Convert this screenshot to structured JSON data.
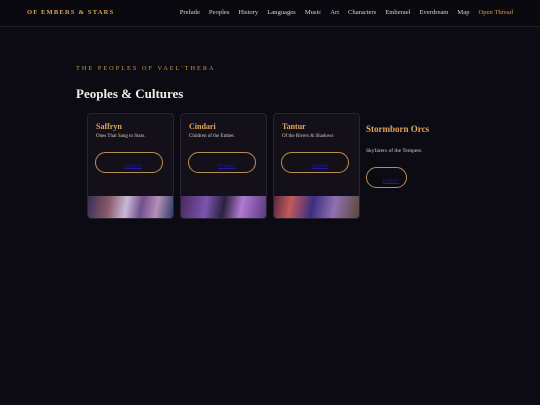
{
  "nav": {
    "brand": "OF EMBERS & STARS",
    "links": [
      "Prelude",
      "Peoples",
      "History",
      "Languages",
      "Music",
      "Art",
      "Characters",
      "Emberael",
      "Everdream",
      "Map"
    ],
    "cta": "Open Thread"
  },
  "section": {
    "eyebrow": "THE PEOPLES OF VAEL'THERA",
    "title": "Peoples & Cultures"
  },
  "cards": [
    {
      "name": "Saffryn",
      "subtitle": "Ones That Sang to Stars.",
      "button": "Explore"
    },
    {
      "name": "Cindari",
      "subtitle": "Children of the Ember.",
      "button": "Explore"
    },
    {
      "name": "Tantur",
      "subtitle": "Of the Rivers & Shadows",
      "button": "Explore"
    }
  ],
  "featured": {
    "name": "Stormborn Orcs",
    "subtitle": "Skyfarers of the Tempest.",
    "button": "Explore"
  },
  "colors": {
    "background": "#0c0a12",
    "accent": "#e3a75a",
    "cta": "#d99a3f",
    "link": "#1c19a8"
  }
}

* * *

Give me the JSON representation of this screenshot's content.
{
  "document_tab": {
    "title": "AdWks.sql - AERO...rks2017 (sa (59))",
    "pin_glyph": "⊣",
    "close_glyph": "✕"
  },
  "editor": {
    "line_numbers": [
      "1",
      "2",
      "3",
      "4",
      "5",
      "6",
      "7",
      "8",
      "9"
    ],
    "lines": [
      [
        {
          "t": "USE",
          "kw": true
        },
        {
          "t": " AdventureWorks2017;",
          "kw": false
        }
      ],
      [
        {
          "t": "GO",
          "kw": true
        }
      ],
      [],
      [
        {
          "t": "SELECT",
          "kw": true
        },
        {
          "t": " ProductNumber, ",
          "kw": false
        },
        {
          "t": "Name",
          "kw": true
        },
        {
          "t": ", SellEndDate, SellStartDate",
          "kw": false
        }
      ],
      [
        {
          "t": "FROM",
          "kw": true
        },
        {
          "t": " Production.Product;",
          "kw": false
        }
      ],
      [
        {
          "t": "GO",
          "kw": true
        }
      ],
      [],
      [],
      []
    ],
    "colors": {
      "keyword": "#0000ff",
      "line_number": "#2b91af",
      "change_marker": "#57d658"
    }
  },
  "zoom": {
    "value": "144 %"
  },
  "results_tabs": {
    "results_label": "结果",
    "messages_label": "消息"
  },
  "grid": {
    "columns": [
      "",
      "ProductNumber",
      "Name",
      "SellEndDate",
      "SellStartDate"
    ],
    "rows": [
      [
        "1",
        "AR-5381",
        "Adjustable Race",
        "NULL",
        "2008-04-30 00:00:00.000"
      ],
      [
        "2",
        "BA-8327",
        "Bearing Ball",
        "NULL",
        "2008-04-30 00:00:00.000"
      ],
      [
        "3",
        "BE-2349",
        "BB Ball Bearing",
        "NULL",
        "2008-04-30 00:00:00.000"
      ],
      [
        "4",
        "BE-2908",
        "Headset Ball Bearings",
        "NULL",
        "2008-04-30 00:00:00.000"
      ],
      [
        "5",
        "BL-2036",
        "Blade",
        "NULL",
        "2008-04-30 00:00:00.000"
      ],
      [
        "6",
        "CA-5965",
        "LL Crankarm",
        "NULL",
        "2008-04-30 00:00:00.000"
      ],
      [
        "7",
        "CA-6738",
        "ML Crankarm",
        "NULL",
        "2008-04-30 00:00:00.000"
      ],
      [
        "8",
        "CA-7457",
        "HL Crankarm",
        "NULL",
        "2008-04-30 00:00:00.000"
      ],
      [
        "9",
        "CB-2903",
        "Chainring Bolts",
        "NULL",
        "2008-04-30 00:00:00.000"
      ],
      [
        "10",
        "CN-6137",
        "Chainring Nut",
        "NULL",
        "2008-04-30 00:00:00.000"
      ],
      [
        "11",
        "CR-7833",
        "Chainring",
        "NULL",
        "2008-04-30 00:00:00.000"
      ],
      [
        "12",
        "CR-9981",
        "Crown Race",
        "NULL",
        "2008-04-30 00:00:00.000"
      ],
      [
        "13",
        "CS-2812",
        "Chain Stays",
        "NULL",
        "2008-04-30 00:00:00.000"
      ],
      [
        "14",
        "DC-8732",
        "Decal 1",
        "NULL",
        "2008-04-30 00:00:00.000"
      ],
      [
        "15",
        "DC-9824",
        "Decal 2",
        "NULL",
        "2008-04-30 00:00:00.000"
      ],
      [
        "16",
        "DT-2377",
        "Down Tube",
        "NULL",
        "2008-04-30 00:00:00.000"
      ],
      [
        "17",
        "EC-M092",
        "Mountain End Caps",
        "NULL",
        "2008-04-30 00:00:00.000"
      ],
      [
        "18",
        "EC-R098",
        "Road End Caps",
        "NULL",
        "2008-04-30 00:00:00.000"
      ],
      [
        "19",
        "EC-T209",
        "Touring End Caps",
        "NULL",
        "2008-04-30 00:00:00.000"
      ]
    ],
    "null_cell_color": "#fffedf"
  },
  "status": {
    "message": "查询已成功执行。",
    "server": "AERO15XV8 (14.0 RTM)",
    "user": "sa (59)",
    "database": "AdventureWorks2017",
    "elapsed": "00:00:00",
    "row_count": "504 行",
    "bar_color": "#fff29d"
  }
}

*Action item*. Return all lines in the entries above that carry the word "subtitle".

*Output below*.
      "subtitle": "Ones That Sang to Stars.",
      "subtitle": "Children of the Ember.",
      "subtitle": "Of the Rivers & Shadows",
    "subtitle": "Skyfarers of the Tempest.",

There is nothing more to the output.